Polychlorinated Biphenyls (PCBs):

  • PCBs are polychlorinated biphenyls, first produced in the late 1920s.
  • PFCs are used widely in consumer products and food packaging; They are also found in personal care products such as shampoo and dental floss.
  • They were commonly used as coolants and insulators in electrical systems because they are hard to set on fire; they are now found in contaminated fish and game, as well as fatty meats.
  • PCBs are slow to break down in the environment, and they build up in animal and human tissues.
  • Harmful effects of PCBs include liver damage and cancer in lab animals.

Avoid old industrial sites, drinking water from a well and make sure to replace old appliances such as television sets and refrigerators older than 1979.

Dioxins:

  • Dioxins are similar in toxicity to PCBS. They result from industrial activities and fires and enter the food chain in contaminated areas, building up in plants and animals.
  • Studies have shown that dioxins may cause cancer and birth defects in animals and humans.

Avoid fatty meats and areas known to be contaminated.

The material on this page is for consumer informational and educational purposes only, under section 5 of DSHEA.

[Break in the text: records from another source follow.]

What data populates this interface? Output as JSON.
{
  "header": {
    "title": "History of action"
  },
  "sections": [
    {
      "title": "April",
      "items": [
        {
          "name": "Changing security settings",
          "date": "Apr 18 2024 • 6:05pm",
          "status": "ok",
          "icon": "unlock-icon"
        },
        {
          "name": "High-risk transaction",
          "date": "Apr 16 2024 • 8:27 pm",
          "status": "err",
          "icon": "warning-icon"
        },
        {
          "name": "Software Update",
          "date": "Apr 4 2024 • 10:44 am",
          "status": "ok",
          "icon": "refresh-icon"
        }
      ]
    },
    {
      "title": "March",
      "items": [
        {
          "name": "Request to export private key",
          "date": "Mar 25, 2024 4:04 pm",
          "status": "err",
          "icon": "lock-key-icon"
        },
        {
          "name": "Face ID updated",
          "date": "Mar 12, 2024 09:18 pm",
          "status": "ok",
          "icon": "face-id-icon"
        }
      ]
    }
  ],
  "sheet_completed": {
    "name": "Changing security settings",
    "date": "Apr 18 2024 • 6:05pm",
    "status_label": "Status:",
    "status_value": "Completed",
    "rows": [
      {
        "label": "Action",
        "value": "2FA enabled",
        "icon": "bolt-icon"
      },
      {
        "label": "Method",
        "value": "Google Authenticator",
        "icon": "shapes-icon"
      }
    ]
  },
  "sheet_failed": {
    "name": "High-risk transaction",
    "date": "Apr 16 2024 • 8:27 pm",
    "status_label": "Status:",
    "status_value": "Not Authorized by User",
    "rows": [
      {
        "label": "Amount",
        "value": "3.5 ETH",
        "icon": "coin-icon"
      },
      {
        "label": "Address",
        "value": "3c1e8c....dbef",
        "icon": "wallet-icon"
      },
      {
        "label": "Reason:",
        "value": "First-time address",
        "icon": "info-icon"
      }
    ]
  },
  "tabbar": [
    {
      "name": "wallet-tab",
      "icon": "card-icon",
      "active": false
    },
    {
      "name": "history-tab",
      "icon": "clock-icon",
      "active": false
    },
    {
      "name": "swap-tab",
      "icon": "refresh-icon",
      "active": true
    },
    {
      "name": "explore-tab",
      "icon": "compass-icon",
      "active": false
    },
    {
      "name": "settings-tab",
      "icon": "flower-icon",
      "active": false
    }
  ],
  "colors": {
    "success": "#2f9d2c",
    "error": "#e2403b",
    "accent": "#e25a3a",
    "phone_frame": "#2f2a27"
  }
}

Disclaimer: Nothing in this website is intended as, or should be construed as, medical advice. Consumers should consult with their own health care practitioners for individual, medical recommendations. The information in this website concerns dietary supplements, over-the-counter products that are not drugs. Our dietary supplement products are not intended for use as a means to cure, treat, prevent, diagnose, or mitigate any disease or other medical or abnormal condition.